- **Activity**: Nothing but an exact copy of the listing should appear in the response.

- **Data for the task**:
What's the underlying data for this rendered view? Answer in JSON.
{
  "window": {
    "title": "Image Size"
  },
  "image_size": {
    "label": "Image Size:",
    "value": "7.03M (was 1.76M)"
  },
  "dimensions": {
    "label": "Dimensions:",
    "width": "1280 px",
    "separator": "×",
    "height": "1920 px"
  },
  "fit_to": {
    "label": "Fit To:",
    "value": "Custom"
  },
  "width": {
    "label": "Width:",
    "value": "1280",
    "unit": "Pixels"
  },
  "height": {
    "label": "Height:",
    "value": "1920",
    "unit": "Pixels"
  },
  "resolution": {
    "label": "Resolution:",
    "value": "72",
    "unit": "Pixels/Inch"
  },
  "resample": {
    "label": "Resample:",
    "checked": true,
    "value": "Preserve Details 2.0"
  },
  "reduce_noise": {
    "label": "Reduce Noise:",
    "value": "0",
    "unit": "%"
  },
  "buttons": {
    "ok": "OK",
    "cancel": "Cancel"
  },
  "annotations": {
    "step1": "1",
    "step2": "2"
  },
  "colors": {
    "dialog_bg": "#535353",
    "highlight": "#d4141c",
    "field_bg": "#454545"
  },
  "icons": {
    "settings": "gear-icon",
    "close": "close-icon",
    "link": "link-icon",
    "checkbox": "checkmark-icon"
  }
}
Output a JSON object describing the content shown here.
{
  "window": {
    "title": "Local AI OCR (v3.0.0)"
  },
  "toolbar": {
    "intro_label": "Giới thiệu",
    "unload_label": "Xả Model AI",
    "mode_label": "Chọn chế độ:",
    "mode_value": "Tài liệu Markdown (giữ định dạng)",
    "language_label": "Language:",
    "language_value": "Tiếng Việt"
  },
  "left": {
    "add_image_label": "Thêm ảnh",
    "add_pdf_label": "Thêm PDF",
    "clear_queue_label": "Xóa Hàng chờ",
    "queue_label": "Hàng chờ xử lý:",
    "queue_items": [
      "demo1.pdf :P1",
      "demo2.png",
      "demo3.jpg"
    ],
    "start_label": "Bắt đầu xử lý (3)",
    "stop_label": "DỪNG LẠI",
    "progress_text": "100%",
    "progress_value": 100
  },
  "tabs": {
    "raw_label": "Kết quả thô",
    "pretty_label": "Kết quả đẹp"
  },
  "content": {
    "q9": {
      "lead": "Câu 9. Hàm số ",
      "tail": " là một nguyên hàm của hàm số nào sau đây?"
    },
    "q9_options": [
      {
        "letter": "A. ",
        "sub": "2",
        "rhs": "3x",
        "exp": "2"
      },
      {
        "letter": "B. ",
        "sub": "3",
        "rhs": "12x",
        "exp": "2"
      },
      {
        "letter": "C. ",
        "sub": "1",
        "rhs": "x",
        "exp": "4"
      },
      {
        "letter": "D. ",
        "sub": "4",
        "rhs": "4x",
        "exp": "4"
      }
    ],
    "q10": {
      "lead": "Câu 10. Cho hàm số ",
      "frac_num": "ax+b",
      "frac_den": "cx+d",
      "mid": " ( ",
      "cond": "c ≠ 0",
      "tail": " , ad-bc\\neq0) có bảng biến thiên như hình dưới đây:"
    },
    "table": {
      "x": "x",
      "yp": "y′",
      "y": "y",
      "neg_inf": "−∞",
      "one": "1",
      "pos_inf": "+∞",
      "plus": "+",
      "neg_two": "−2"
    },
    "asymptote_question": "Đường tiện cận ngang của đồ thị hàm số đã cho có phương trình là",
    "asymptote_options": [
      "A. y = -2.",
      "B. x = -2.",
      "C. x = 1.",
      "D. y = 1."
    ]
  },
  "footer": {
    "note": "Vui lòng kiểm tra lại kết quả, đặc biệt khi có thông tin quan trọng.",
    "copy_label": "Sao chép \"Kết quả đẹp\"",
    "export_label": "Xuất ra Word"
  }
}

- **Response box**:
What's the underlying data for this rendered view? Answer in JSON.
{
  "window": {
    "title": "Image Size"
  },
  "image_size": {
    "label": "Image Size:",
    "value": "7.03M (was 1.76M)"
  },
  "dimensions": {
    "label": "Dimensions:",
    "width": "1280 px",
    "separator": "×",
    "height": "1920 px"
  },
  "fit_to": {
    "label": "Fit To:",
    "value": "Custom"
  },
  "width": {
    "label": "Width:",
    "value": "1280",
    "unit": "Pixels"
  },
  "height": {
    "label": "Height:",
    "value": "1920",
    "unit": "Pixels"
  },
  "resolution": {
    "label": "Resolution:",
    "value": "72",
    "unit": "Pixels/Inch"
  },
  "resample": {
    "label": "Resample:",
    "checked": true,
    "value": "Preserve Details 2.0"
  },
  "reduce_noise": {
    "label": "Reduce Noise:",
    "value": "0",
    "unit": "%"
  },
  "buttons": {
    "ok": "OK",
    "cancel": "Cancel"
  },
  "annotations": {
    "step1": "1",
    "step2": "2"
  },
  "colors": {
    "dialog_bg": "#535353",
    "highlight": "#d4141c",
    "field_bg": "#454545"
  },
  "icons": {
    "settings": "gear-icon",
    "close": "close-icon",
    "link": "link-icon",
    "checkbox": "checkmark-icon"
  }
}
Output a JSON object describing the content shown here.
{
  "window": {
    "title": "Local AI OCR (v3.0.0)"
  },
  "toolbar": {
    "intro_label": "Giới thiệu",
    "unload_label": "Xả Model AI",
    "mode_label": "Chọn chế độ:",
    "mode_value": "Tài liệu Markdown (giữ định dạng)",
    "language_label": "Language:",
    "language_value": "Tiếng Việt"
  },
  "left": {
    "add_image_label": "Thêm ảnh",
    "add_pdf_label": "Thêm PDF",
    "clear_queue_label": "Xóa Hàng chờ",
    "queue_label": "Hàng chờ xử lý:",
    "queue_items": [
      "demo1.pdf :P1",
      "demo2.png",
      "demo3.jpg"
    ],
    "start_label": "Bắt đầu xử lý (3)",
    "stop_label": "DỪNG LẠI",
    "progress_text": "100%",
    "progress_value": 100
  },
  "tabs": {
    "raw_label": "Kết quả thô",
    "pretty_label": "Kết quả đẹp"
  },
  "content": {
    "q9": {
      "lead": "Câu 9. Hàm số ",
      "tail": " là một nguyên hàm của hàm số nào sau đây?"
    },
    "q9_options": [
      {
        "letter": "A. ",
        "sub": "2",
        "rhs": "3x",
        "exp": "2"
      },
      {
        "letter": "B. ",
        "sub": "3",
        "rhs": "12x",
        "exp": "2"
      },
      {
        "letter": "C. ",
        "sub": "1",
        "rhs": "x",
        "exp": "4"
      },
      {
        "letter": "D. ",
        "sub": "4",
        "rhs": "4x",
        "exp": "4"
      }
    ],
    "q10": {
      "lead": "Câu 10. Cho hàm số ",
      "frac_num": "ax+b",
      "frac_den": "cx+d",
      "mid": " ( ",
      "cond": "c ≠ 0",
      "tail": " , ad-bc\\neq0) có bảng biến thiên như hình dưới đây:"
    },
    "table": {
      "x": "x",
      "yp": "y′",
      "y": "y",
      "neg_inf": "−∞",
      "one": "1",
      "pos_inf": "+∞",
      "plus": "+",
      "neg_two": "−2"
    },
    "asymptote_question": "Đường tiện cận ngang của đồ thị hàm số đã cho có phương trình là",
    "asymptote_options": [
      "A. y = -2.",
      "B. x = -2.",
      "C. x = 1.",
      "D. y = 1."
    ]
  },
  "footer": {
    "note": "Vui lòng kiểm tra lại kết quả, đặc biệt khi có thông tin quan trọng.",
    "copy_label": "Sao chép \"Kết quả đẹp\"",
    "export_label": "Xuất ra Word"
  }
}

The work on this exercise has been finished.